in them the flames of our shared joy in his desire to carry out the order better."
He is, in a word, a creep. But more: He is, at least in his own mind, the positive hero of a Socialist Realist novel.
The diaries in Intimacy and Terror leave off at the gate of the labor camp. Across some three decades, no fact
of Soviet life was so carefully evaded by public discourse as this. Only after 1956 did a "literature of the camps" develop, of
which Alexander Solzhenitsyn remains, for better or worse, the laureate. A portion of this literature was published during
the era of the de-stalinization campaign; but most such memoirs and essays were destined for the author's drawer. Mikhail
Baitalsky started writing his own contribution to the genre, Notebooks for the Grandchildren, in 1958, after being
released from a second term of "corrective labor." His crime had been that of Trotskyism, compounded by the offense of being
a Jew. (And it seems a particularly bitter irony, given the contempt for Trotskyists and Jews shown in the pages of The
Gulag Archipelago, that Baitalsky served time in the same camp portrayed in The Cancer Ward.)
Baitalsky is, so far as is known at present, the only Soviet Trotskyist from the twenties whose memoirs have survived.
He finished the main body of the manuscript in 1970, then added a long introductory essay in 1976. But as his friend Roy Medvedev
writes in the foreword, "He did not expect to see it published during his lifetime.
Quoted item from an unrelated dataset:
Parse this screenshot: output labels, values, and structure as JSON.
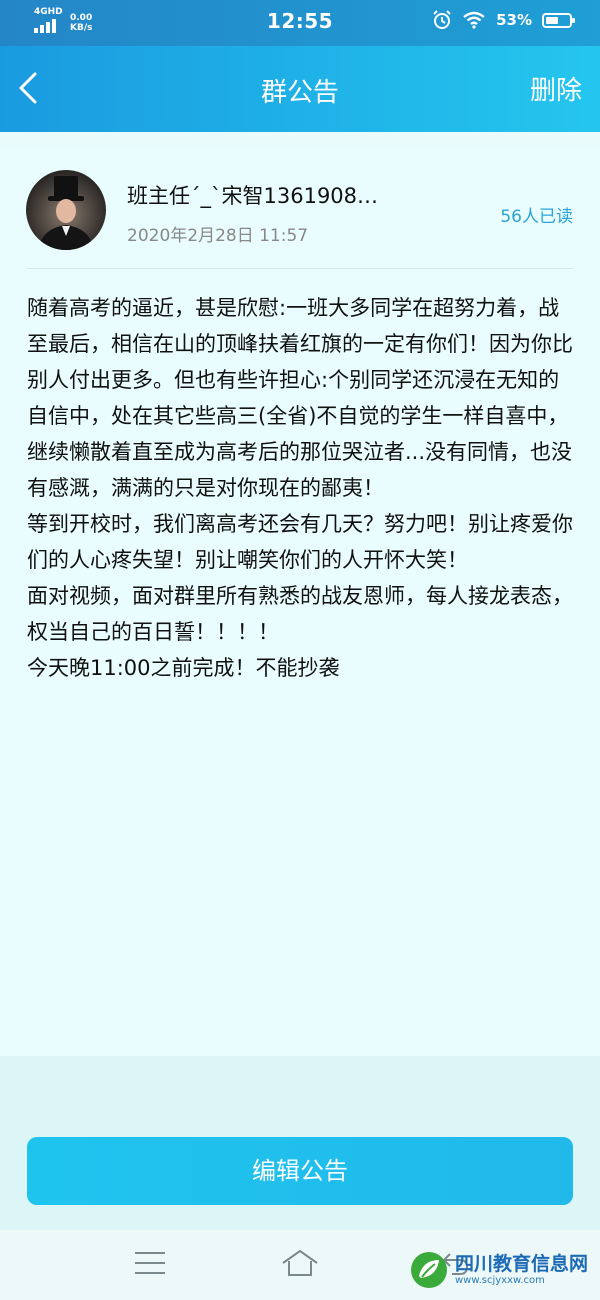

He wanted only to preserve it in a safe
place." A copy reached Marilyn Vogt-Downey, the translator, not long before Baitalsky died in 1978. Posterity being sometimes
perverse, the Notebooks appear now in English while the original text remains unpublished in Russia.
Baitalsky wrote for Izvestia before being sent off to a labor camp for the first time in 1935, and his virtues
as a memoirist are those of an accomplished journalist: skill at narration, clarity in analysis and ease in shifting between
these modes. These all make for a lucid, even engaging, book about hell. Baitalsky spent a portion of each of his two sentences
at Vorkuta -- where, during 1936-37, more than 900 Trotskyist prisoners were executed following a hunger strike. Among the
executed were friends Baitalsky had known since they were in the Komsomol together in 1920. Sitting down to eat, suffering
from scurvy like most of the other prisoners, Baitalsky "spat out several teeth; they fell out when they got stuck in the
Baitalsky's account of life in the camps is, inevitably, the core of the memoir. But its significance is no longer primarily
as a source of information. "The manuscript ended up being the history of one individual," he writes in his introduction.
"Call it a confession if you want."
"Confession," in this context, means not a catalogue of particular offenses but a scrutiny of one's attitudes
and their history. And this leads him back to the revolution -- to the enthusiasm of his comrades in the Komsomol, all of
whom "said the words `world revolution' as often as children say `mama.'"
His friends who died before the firing squad at Vorkuta had been among them. But others from the Komsomol who had once
been no less revolutionary took another path. Baitalsky mentions meeting one of these old friends years later. "The main thing
that he clings to with all his strength," he writes, "is pride in the qualities he had in those young, ardent years. He does
not want to admit to me or to himself that it was precisely these qualities that, through a series of rather simple transmutations,
fostered his internal readiness to accept everything, positively everything, up to and including the execution of his closest
It is easy to imagine the form Baitalsky's thought might take under the pen of someone without a deep sense of this as
tragedy -- someone for whom it is terrible that revolutions eat their children, but only to be expected, since that is
what revolutions do. Conversely, pure denunciation, the hurling of a few Trotskyist slogans, would be understandable. That
the author could recognize what he had in common with a man who acquiesced in the extermination of their friends -- "pride
in the qualities [they shared] in those young, ardent years" -- is what makes Baitalsky's Notebooks a document of
considerable moral as well as historical significance.